Nick Wertsch grew up attending public schools in St. Louis, MO and graduated from Georgetown University with a degree in Government and English. He took a semester off from college to work as a field organizer for the Obama campaign in his home state of Missouri in 2008. After graduating, he moved to India to work with an Indian NGO providing media and legal advocacy on land rights issues. Later, Nick returned on a Fulbright-Nehru Research Fellowship to study energy politics, democracy, and community organizing in India. He has also interned at the White House and worked at SmartPower, a nonprofit marketing group that promotes clean energy. In his current position as program coordinator at the Kalmanovitz Initiative for Labor and the Working Poor, Nick oversees community engagement and student programs focused on organizing, policy, and research around economic justice issues. He is interested in ways to combine community organizing and legal strategies to serve the public good, both domestically and abroad.
Tahir serves as the National Young Worker Coordinator at the AFL-CIO. He directs the AFL-CIO's engagement with and development of young workers both inside and outside of the labor movement. From 2007 to 2013, he worked as the Deputy National Field Director at Working America, where he helped manage and maintain all aspects of a grassroots effort that has organized over 3 million workers. He also led Working America's efforts around staff recruitment and diversity. Prior to serving at Working America, he worked as the Field Director for the Democratic Party of Georgia, where he helped managed field campaigns for two of the most competitive congressional races in the country, and as Canvass Director for Grassroots Campaigns, Inc. on their fundraising project with the Democratic National Committee. He is the Founder and President of the Board of ReThink, a D.C. based non-profit that runs grassroots level anti-sexual violence campaigns centered around redefining consent and sexual entitlement among men and boys.

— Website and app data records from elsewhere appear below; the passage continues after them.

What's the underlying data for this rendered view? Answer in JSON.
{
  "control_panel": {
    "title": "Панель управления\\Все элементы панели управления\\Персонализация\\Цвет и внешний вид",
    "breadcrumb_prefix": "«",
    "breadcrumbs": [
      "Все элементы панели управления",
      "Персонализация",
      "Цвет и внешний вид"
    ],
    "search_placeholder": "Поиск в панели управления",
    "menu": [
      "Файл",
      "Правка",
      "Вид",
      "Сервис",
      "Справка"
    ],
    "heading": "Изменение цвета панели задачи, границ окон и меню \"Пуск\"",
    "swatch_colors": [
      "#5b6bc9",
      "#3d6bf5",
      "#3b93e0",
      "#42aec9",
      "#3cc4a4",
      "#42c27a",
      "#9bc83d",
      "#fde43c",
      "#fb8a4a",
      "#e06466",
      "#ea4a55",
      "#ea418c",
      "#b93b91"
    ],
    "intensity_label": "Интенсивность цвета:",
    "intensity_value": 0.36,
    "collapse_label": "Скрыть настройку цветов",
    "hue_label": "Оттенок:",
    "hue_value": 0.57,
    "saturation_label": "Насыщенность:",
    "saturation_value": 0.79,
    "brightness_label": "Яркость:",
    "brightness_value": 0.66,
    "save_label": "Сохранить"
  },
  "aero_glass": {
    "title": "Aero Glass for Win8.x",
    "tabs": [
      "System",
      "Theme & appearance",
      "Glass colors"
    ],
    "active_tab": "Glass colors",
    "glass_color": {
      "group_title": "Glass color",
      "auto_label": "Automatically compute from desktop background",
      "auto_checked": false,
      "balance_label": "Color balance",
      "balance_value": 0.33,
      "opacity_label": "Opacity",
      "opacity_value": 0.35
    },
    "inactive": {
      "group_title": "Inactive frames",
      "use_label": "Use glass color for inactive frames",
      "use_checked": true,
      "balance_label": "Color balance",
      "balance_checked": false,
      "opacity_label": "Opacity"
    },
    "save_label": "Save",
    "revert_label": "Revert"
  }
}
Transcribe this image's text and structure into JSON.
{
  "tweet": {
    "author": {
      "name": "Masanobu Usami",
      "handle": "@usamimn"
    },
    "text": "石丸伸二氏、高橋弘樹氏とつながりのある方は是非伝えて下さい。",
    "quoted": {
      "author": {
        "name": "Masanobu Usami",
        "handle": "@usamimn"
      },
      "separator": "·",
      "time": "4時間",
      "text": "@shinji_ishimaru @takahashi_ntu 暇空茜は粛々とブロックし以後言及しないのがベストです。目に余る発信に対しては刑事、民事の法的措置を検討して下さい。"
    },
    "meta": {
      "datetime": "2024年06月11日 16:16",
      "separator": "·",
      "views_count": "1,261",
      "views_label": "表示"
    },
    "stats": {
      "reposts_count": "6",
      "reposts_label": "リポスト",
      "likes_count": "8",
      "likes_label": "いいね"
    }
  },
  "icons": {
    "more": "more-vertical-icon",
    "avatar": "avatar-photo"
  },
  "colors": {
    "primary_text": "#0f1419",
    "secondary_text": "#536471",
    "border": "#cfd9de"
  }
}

He was raised in Atlanta and received a B.A. in Religion and Political Science from Emory University. He is enrolled in evening division at the Law Center.